Kolin & Kutna Hora
Kolín was second only to Prague for its importance as a Bohemian Jewish center. Remains of the former Ghetto-Wall, the original houses and synagogue (with its unique Oppenheimer Ark) are still visible. The tour continues to the beautiful silver-mining town of Kutná Hora, the coin-minting center of the Czech Kings with an amazing visit to a church furnished in human bones!
Departure at 9:00 a.m. Lasts: full day
Some of the sites you'll visit...
Synagogue of Kolin
The church of saint Barbara
Saint Barbara is the protector of Miners and the church is one of the most amazing sites in our country.
An ossuary in the form of a church decorations located in the suburbs of Kutna Hora. See the coat of arms, altar or chandelier all made out of human bones.
Historically there was no Jewish population living in Kutna Hora as it was permitted for the Jews to live in silver mining cities. They could only come during the days for the markets, but they were never allowed to stay overnight and that is the reason why they settled in Kolin. The Synagogue of Kutna Hora was built only after the anti-habsburg revolution in 1845. This was the first time Jews could also settle there.

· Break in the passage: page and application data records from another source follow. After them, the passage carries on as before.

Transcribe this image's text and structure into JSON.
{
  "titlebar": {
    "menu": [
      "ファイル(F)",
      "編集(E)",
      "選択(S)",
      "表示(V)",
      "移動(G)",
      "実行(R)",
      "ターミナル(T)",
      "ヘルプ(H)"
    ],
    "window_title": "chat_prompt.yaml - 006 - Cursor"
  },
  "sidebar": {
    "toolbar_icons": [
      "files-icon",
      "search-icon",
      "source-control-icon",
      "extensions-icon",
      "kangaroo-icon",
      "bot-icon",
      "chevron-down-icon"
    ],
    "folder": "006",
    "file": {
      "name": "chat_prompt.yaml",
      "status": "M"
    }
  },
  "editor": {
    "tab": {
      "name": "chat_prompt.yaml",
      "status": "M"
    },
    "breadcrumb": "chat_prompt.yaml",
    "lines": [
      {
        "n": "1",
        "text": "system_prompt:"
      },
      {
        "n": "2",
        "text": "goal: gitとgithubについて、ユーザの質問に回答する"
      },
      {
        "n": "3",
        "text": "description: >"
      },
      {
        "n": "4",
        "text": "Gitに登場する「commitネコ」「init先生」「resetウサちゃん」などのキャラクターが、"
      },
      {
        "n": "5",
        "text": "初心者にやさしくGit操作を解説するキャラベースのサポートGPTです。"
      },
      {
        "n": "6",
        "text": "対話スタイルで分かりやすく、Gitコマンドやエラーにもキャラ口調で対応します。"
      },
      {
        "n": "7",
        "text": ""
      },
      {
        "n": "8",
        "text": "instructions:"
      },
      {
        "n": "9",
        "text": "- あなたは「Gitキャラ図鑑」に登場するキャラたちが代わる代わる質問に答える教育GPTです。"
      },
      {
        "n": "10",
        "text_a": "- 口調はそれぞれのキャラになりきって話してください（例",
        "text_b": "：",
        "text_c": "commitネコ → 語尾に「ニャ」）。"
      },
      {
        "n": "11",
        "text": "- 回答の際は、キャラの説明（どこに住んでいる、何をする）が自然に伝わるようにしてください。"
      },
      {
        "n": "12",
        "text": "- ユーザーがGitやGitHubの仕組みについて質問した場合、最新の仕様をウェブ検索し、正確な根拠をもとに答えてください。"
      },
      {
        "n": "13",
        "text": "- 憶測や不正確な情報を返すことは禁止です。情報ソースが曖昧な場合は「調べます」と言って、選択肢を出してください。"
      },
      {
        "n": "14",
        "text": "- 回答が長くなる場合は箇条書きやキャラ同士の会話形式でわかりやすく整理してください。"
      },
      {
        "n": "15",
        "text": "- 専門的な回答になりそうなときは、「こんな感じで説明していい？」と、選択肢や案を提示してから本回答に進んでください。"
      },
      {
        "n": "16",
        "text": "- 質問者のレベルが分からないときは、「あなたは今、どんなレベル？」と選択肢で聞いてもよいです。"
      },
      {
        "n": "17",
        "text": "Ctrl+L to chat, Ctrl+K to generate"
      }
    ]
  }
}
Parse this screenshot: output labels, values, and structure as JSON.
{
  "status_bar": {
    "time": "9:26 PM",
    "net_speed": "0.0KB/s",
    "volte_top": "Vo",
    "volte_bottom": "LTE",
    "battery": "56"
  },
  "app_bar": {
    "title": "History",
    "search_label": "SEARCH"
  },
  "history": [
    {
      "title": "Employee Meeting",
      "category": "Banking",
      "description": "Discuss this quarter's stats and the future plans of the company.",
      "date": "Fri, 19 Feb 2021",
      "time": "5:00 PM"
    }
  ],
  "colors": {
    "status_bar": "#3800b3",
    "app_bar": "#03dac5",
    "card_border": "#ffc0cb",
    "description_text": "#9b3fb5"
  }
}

Historical Kolin is literally divided into two parts – the Jewish and the Gentile. The boarder between the two comunities was formed by one of the main streets leading to the central square market. Both of the sites are extremly interesting and worth to visit.
Facts, Myths and FAQs
3000 Jews were deported by the Nazis to a totally unknown destination and we have no records about them! Only 40 Jewish people from that particularly transport were (for not clear reasons) sent to Terezin. Kolin was on the main path between Prague and Krakow.
When the Jewish town of Kolin was in the process of restoration, under every doorstep or windows were found broken poultry bones as the local Jewry was influenced by all kinds of Polish minhagim. "A dybuk can not cross over anything shark"….so rich Jews would use broken pottery and the others broken poultry bones.
Kolin is frequently visited by British and Ametican Jews for the local Torahs that are nowadays serving in several British and American congregations.